(Task description): Lines with "title": pull these out of the listing below.
--- START ---
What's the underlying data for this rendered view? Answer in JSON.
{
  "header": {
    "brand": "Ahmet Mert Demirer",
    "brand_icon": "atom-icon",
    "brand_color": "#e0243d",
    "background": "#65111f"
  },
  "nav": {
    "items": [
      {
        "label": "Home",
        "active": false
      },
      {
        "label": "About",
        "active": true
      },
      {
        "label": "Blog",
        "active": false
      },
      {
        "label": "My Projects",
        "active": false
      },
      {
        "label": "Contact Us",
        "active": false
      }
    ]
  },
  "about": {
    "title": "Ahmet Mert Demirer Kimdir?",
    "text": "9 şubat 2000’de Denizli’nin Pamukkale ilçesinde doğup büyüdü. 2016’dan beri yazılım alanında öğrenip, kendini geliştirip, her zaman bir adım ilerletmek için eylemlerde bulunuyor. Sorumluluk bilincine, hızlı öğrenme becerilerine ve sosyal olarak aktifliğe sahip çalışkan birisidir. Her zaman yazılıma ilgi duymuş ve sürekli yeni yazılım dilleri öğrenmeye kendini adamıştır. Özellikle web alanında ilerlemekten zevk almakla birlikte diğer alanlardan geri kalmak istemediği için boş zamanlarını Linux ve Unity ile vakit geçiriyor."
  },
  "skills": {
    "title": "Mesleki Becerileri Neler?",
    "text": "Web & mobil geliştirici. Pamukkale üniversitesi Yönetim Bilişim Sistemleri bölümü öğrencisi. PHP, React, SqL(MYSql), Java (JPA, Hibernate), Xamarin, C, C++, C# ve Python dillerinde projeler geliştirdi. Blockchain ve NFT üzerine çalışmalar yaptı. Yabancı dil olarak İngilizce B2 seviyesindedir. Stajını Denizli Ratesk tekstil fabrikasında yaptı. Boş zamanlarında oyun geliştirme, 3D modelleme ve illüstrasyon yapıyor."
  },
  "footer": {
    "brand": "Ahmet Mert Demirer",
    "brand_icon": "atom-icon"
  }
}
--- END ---
(Expected output):
    "title": "Ahmet Mert Demirer Kimdir?",
    "title": "Mesleki Becerileri Neler?",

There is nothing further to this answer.